Print out the entire listing verbatim.

============================================================

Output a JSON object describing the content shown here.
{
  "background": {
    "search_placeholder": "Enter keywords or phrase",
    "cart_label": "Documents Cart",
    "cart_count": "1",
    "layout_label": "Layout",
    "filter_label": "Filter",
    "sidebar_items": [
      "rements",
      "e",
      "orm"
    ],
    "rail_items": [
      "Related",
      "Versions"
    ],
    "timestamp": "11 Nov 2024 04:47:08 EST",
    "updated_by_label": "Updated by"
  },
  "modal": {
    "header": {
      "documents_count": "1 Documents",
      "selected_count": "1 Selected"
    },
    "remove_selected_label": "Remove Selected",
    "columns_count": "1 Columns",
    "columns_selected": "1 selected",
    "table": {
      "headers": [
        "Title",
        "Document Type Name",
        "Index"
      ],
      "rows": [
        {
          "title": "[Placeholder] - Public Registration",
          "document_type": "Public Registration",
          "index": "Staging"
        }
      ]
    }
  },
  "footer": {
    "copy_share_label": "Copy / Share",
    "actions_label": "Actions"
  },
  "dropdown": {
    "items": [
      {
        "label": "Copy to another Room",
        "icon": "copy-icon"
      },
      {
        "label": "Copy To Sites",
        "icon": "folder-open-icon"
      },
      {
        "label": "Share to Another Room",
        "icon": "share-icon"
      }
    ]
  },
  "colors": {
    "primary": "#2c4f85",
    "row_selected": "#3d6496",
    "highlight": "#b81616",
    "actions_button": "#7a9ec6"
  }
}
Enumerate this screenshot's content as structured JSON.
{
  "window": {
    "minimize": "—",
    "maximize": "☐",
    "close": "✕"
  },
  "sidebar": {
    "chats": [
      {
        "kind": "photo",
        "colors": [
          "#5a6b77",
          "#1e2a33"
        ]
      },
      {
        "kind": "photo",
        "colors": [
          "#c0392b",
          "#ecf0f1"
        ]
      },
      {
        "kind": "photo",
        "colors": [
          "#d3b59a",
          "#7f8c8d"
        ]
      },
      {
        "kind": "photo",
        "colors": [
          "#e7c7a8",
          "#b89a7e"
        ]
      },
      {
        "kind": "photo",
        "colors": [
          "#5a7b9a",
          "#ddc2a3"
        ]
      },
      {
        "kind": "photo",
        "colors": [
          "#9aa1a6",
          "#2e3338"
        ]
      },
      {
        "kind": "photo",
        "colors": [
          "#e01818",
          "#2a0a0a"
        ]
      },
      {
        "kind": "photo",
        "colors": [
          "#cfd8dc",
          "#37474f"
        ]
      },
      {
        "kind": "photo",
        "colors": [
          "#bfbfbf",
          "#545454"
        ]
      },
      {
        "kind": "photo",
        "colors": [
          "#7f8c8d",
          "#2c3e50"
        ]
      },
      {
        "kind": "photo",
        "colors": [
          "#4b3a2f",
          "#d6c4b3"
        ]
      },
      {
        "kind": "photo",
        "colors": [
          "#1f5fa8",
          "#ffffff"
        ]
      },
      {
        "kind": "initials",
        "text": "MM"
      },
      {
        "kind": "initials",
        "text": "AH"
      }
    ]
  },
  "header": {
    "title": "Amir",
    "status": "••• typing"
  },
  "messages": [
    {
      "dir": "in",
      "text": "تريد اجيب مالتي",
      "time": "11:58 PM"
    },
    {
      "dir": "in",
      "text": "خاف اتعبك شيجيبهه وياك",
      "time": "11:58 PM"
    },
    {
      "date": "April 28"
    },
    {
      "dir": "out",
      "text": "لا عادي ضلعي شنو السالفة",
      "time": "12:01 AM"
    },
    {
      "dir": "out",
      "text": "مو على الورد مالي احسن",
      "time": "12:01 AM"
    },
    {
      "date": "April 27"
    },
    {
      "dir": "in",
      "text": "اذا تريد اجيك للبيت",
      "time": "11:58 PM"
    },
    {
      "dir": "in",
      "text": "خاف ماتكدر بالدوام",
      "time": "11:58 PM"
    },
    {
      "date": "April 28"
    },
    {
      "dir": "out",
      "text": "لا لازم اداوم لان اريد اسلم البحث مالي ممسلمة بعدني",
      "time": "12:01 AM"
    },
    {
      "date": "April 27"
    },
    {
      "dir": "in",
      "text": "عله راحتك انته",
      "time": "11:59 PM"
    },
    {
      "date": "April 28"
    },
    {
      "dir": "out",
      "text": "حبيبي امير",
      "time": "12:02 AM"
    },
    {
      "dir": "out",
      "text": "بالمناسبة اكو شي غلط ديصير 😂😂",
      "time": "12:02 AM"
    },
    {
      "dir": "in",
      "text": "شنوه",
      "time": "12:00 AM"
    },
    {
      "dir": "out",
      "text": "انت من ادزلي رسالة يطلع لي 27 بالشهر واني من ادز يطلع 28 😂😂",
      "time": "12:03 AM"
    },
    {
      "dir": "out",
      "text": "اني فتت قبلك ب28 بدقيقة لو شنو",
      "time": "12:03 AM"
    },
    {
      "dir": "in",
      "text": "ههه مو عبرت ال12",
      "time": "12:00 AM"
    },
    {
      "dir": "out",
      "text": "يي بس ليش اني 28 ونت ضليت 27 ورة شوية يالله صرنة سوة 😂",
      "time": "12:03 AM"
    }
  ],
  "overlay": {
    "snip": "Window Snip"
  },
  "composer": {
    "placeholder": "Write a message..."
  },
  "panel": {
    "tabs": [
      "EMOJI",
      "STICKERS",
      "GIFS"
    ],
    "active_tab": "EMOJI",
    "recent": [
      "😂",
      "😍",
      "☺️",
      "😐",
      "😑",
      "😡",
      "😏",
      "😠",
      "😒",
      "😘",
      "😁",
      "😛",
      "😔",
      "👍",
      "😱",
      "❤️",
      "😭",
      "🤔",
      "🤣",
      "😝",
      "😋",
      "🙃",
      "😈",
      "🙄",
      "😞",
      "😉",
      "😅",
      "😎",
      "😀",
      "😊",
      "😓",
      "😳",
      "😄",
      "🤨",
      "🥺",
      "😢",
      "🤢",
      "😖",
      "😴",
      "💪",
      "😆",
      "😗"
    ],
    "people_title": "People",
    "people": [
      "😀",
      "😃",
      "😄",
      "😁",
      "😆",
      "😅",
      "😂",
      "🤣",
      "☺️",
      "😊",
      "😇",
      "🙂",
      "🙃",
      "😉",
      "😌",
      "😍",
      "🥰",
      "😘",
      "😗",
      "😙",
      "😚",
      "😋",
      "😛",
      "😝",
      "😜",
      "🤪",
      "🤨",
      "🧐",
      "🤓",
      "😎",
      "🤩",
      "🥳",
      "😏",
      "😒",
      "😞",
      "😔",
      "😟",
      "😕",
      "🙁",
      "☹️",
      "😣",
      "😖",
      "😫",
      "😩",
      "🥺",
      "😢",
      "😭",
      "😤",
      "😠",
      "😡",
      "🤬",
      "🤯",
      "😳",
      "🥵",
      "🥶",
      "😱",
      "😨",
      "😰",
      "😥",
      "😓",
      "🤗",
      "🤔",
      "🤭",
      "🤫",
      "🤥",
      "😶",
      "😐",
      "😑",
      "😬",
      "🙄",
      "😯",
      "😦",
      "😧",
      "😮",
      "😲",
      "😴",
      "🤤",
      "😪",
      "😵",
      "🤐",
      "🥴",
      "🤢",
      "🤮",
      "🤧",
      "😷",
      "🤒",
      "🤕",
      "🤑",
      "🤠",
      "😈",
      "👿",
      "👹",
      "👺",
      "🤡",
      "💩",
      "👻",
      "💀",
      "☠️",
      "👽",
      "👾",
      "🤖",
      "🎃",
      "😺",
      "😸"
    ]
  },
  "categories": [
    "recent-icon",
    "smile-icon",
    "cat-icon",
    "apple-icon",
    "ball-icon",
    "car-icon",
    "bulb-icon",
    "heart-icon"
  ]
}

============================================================

## ANSWER BELOW
Output a JSON object describing the content shown here.
{
  "background": {
    "search_placeholder": "Enter keywords or phrase",
    "cart_label": "Documents Cart",
    "cart_count": "1",
    "layout_label": "Layout",
    "filter_label": "Filter",
    "sidebar_items": [
      "rements",
      "e",
      "orm"
    ],
    "rail_items": [
      "Related",
      "Versions"
    ],
    "timestamp": "11 Nov 2024 04:47:08 EST",
    "updated_by_label": "Updated by"
  },
  "modal": {
    "header": {
      "documents_count": "1 Documents",
      "selected_count": "1 Selected"
    },
    "remove_selected_label": "Remove Selected",
    "columns_count": "1 Columns",
    "columns_selected": "1 selected",
    "table": {
      "headers": [
        "Title",
        "Document Type Name",
        "Index"
      ],
      "rows": [
        {
          "title": "[Placeholder] - Public Registration",
          "document_type": "Public Registration",
          "index": "Staging"
        }
      ]
    }
  },
  "footer": {
    "copy_share_label": "Copy / Share",
    "actions_label": "Actions"
  },
  "dropdown": {
    "items": [
      {
        "label": "Copy to another Room",
        "icon": "copy-icon"
      },
      {
        "label": "Copy To Sites",
        "icon": "folder-open-icon"
      },
      {
        "label": "Share to Another Room",
        "icon": "share-icon"
      }
    ]
  },
  "colors": {
    "primary": "#2c4f85",
    "row_selected": "#3d6496",
    "highlight": "#b81616",
    "actions_button": "#7a9ec6"
  }
}
Enumerate this screenshot's content as structured JSON.
{
  "window": {
    "minimize": "—",
    "maximize": "☐",
    "close": "✕"
  },
  "sidebar": {
    "chats": [
      {
        "kind": "photo",
        "colors": [
          "#5a6b77",
          "#1e2a33"
        ]
      },
      {
        "kind": "photo",
        "colors": [
          "#c0392b",
          "#ecf0f1"
        ]
      },
      {
        "kind": "photo",
        "colors": [
          "#d3b59a",
          "#7f8c8d"
        ]
      },
      {
        "kind": "photo",
        "colors": [
          "#e7c7a8",
          "#b89a7e"
        ]
      },
      {
        "kind": "photo",
        "colors": [
          "#5a7b9a",
          "#ddc2a3"
        ]
      },
      {
        "kind": "photo",
        "colors": [
          "#9aa1a6",
          "#2e3338"
        ]
      },
      {
        "kind": "photo",
        "colors": [
          "#e01818",
          "#2a0a0a"
        ]
      },
      {
        "kind": "photo",
        "colors": [
          "#cfd8dc",
          "#37474f"
        ]
      },
      {
        "kind": "photo",
        "colors": [
          "#bfbfbf",
          "#545454"
        ]
      },
      {
        "kind": "photo",
        "colors": [
          "#7f8c8d",
          "#2c3e50"
        ]
      },
      {
        "kind": "photo",
        "colors": [
          "#4b3a2f",
          "#d6c4b3"
        ]
      },
      {
        "kind": "photo",
        "colors": [
          "#1f5fa8",
          "#ffffff"
        ]
      },
      {
        "kind": "initials",
        "text": "MM"
      },
      {
        "kind": "initials",
        "text": "AH"
      }
    ]
  },
  "header": {
    "title": "Amir",
    "status": "••• typing"
  },
  "messages": [
    {
      "dir": "in",
      "text": "تريد اجيب مالتي",
      "time": "11:58 PM"
    },
    {
      "dir": "in",
      "text": "خاف اتعبك شيجيبهه وياك",
      "time": "11:58 PM"
    },
    {
      "date": "April 28"
    },
    {
      "dir": "out",
      "text": "لا عادي ضلعي شنو السالفة",
      "time": "12:01 AM"
    },
    {
      "dir": "out",
      "text": "مو على الورد مالي احسن",
      "time": "12:01 AM"
    },
    {
      "date": "April 27"
    },
    {
      "dir": "in",
      "text": "اذا تريد اجيك للبيت",
      "time": "11:58 PM"
    },
    {
      "dir": "in",
      "text": "خاف ماتكدر بالدوام",
      "time": "11:58 PM"
    },
    {
      "date": "April 28"
    },
    {
      "dir": "out",
      "text": "لا لازم اداوم لان اريد اسلم البحث مالي ممسلمة بعدني",
      "time": "12:01 AM"
    },
    {
      "date": "April 27"
    },
    {
      "dir": "in",
      "text": "عله راحتك انته",
      "time": "11:59 PM"
    },
    {
      "date": "April 28"
    },
    {
      "dir": "out",
      "text": "حبيبي امير",
      "time": "12:02 AM"
    },
    {
      "dir": "out",
      "text": "بالمناسبة اكو شي غلط ديصير 😂😂",
      "time": "12:02 AM"
    },
    {
      "dir": "in",
      "text": "شنوه",
      "time": "12:00 AM"
    },
    {
      "dir": "out",
      "text": "انت من ادزلي رسالة يطلع لي 27 بالشهر واني من ادز يطلع 28 😂😂",
      "time": "12:03 AM"
    },
    {
      "dir": "out",
      "text": "اني فتت قبلك ب28 بدقيقة لو شنو",
      "time": "12:03 AM"
    },
    {
      "dir": "in",
      "text": "ههه مو عبرت ال12",
      "time": "12:00 AM"
    },
    {
      "dir": "out",
      "text": "يي بس ليش اني 28 ونت ضليت 27 ورة شوية يالله صرنة سوة 😂",
      "time": "12:03 AM"
    }
  ],
  "overlay": {
    "snip": "Window Snip"
  },
  "composer": {
    "placeholder": "Write a message..."
  },
  "panel": {
    "tabs": [
      "EMOJI",
      "STICKERS",
      "GIFS"
    ],
    "active_tab": "EMOJI",
    "recent": [
      "😂",
      "😍",
      "☺️",
      "😐",
      "😑",
      "😡",
      "😏",
      "😠",
      "😒",
      "😘",
      "😁",
      "😛",
      "😔",
      "👍",
      "😱",
      "❤️",
      "😭",
      "🤔",
      "🤣",
      "😝",
      "😋",
      "🙃",
      "😈",
      "🙄",
      "😞",
      "😉",
      "😅",
      "😎",
      "😀",
      "😊",
      "😓",
      "😳",
      "😄",
      "🤨",
      "🥺",
      "😢",
      "🤢",
      "😖",
      "😴",
      "💪",
      "😆",
      "😗"
    ],
    "people_title": "People",
    "people": [
      "😀",
      "😃",
      "😄",
      "😁",
      "😆",
      "😅",
      "😂",
      "🤣",
      "☺️",
      "😊",
      "😇",
      "🙂",
      "🙃",
      "😉",
      "😌",
      "😍",
      "🥰",
      "😘",
      "😗",
      "😙",
      "😚",
      "😋",
      "😛",
      "😝",
      "😜",
      "🤪",
      "🤨",
      "🧐",
      "🤓",
      "😎",
      "🤩",
      "🥳",
      "😏",
      "😒",
      "😞",
      "😔",
      "😟",
      "😕",
      "🙁",
      "☹️",
      "😣",
      "😖",
      "😫",
      "😩",
      "🥺",
      "😢",
      "😭",
      "😤",
      "😠",
      "😡",
      "🤬",
      "🤯",
      "😳",
      "🥵",
      "🥶",
      "😱",
      "😨",
      "😰",
      "😥",
      "😓",
      "🤗",
      "🤔",
      "🤭",
      "🤫",
      "🤥",
      "😶",
      "😐",
      "😑",
      "😬",
      "🙄",
      "😯",
      "😦",
      "😧",
      "😮",
      "😲",
      "😴",
      "🤤",
      "😪",
      "😵",
      "🤐",
      "🥴",
      "🤢",
      "🤮",
      "🤧",
      "😷",
      "🤒",
      "🤕",
      "🤑",
      "🤠",
      "😈",
      "👿",
      "👹",
      "👺",
      "🤡",
      "💩",
      "👻",
      "💀",
      "☠️",
      "👽",
      "👾",
      "🤖",
      "🎃",
      "😺",
      "😸"
    ]
  },
  "categories": [
    "recent-icon",
    "smile-icon",
    "cat-icon",
    "apple-icon",
    "ball-icon",
    "car-icon",
    "bulb-icon",
    "heart-icon"
  ]
}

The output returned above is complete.